You lose

    Grrr! I was writing a post about a delicious dish I created for dinner tonight, and, through an inadvertant mouse click, I navigated away from my edit entry page. When I clicked 'back' I returned to an empty text box, and no amount of cajoling (read swearing) would bring my words back. Now I'm just too damn mad to rewrite what I had, so you all miss out on my yummy stir fried zucchini recipe. Unless I cool down enough, and the muse retakes my soul (gak).


Monday, November 5, 2007

Tech support

   An actual telephone conversation I had today...

Paul: I'm having difficulty setting up my new wireless router.

Tech Support Person: May I have your e-mail address please.

Paul: My email address is

TSP: And how do you have the router connected?

Paul: I have the computer connected to the router and the router connected to the Comtrend AOL DSL modem.

TSP: And what kind of modem is it?

Paul: Uh, it's a Comtrend AOL DSL modem.

TSP: And who is your ISP?

Paul: ...

Thursday, November 1, 2007

If I had a million dollars...

   The Wired blog, and Gizmodo have been watching a bit of drama unfold between the James Randi Educational Foundation, a high end audio cable company, and an audiophile magazine editor. For the JREF, it's business as usual. Hotshot shoots his mouth off. JREF accepts his application for the $1,000,000 dollar challenge. Hotshot discovers exactly what "proper observing conditions" means. Hotshot starts backpedalling, and trying to needlessly complicate his application. Hotshot withdraws from the challenge.
   James Randi has seen this drama played out a thousand times, or more. But for many, it's all new. After watching the current "hotshot" play his hand, the Wired blog posted this article:

10 Tips For Dealing With James Randi: Claim Your Million Today!

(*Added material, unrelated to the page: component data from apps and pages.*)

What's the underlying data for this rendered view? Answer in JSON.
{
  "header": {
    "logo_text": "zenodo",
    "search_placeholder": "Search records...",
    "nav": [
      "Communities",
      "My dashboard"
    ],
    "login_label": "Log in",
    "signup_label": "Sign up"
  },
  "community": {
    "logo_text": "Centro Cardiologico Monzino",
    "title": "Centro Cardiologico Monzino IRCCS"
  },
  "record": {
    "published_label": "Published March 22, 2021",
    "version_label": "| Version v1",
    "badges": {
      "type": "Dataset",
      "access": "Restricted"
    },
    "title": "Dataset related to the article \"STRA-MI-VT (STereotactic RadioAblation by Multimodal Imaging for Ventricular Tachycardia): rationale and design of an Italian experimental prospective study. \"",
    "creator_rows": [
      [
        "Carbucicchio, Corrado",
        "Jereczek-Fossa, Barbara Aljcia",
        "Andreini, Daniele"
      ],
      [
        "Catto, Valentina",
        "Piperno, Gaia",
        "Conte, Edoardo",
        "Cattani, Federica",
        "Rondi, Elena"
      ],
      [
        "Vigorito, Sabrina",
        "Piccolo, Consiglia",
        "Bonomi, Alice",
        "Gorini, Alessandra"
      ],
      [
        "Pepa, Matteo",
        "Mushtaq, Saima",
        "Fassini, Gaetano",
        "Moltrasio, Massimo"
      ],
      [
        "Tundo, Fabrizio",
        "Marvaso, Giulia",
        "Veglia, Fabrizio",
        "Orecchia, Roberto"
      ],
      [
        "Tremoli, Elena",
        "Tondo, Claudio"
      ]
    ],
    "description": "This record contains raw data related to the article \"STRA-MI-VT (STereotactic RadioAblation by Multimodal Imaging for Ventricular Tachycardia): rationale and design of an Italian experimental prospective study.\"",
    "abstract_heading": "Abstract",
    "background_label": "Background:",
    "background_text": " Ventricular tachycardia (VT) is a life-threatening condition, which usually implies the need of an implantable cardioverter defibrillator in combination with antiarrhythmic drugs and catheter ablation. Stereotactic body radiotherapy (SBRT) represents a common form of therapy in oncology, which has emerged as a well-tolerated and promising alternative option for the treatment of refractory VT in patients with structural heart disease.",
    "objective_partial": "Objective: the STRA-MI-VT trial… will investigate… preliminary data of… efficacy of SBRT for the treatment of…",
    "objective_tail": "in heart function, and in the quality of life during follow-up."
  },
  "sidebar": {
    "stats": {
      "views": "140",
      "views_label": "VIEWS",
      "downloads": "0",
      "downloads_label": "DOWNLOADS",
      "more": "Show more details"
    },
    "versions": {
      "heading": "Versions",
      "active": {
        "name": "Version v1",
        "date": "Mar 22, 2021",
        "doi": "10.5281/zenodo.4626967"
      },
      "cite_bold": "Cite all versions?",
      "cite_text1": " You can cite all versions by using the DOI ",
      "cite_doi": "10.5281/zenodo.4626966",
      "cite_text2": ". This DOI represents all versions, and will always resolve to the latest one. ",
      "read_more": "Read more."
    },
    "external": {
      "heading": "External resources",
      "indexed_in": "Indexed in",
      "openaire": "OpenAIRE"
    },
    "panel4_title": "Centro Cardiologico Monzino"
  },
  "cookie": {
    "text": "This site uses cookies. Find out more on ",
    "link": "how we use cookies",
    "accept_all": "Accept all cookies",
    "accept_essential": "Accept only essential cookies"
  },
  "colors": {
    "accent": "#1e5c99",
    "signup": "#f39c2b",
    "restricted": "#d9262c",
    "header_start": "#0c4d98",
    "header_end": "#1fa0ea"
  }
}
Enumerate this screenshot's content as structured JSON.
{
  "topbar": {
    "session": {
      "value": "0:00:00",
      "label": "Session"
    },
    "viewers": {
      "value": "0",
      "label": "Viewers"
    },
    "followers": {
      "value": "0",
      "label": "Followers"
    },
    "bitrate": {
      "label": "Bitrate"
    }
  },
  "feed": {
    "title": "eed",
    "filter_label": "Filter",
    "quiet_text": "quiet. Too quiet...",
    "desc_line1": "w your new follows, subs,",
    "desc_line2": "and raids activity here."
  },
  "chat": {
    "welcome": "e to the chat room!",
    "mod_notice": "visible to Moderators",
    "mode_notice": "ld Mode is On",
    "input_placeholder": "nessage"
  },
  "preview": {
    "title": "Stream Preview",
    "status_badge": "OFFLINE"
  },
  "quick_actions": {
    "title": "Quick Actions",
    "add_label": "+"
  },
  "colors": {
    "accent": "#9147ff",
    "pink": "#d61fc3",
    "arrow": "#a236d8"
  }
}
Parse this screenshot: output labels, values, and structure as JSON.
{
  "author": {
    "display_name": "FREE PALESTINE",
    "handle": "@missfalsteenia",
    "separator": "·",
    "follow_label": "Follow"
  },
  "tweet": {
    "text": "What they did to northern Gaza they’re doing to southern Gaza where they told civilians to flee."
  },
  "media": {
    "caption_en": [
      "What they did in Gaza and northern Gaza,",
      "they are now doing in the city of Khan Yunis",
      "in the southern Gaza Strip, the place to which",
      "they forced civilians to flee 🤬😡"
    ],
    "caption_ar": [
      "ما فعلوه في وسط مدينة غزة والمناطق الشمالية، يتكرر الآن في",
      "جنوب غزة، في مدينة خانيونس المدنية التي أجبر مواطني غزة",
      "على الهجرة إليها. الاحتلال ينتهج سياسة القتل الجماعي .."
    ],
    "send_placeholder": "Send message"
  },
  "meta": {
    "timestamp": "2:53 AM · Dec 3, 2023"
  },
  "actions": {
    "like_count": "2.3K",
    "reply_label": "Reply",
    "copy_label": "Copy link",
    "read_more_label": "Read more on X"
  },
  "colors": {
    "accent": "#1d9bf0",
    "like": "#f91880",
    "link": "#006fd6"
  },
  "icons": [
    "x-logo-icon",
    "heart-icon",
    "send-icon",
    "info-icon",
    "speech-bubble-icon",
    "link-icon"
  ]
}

A couple of pertinent excerpts:
• Don't lose your temper. Don't get into preliminary cockfighting. Randi is a master at delivering insults and responding to communications in such a way as to make you look foolish. Before test protocol negotiations have even begun, anything you say will already have been used against you. The Million Dollar Paranormal Challenge is as public a spectacle as there is, and the chances are that between you and him, only one of you has a half-century's experience as a professional showman.

 • Don't forget what you're getting yourself into: boring, exhaustive testing by people who think you're full of shit. If you go into it thinking it's going to be a cute studio one-shot in front of Johnny Carson, imagine what happened to Uri Geller happening to you twenty times. If you can't pull off your trick/power/feat with statistically significant results outside of Randi's lair,going inside of it is simply idiotic.
   My personal favourite, though, is the last point:
• Do have paranormal powers. In fact, fulfilling this one suggestion lets you ignore all the others, and all but guarantees the cash will be yours. What are you waiting for?
   That last one underlines the holes in all the arguments Randi's detractors use. The simple truth is, if these people could actually do what they claimed, no more, just exactly what they claimed, then the one million dollar prize would have been won long ago.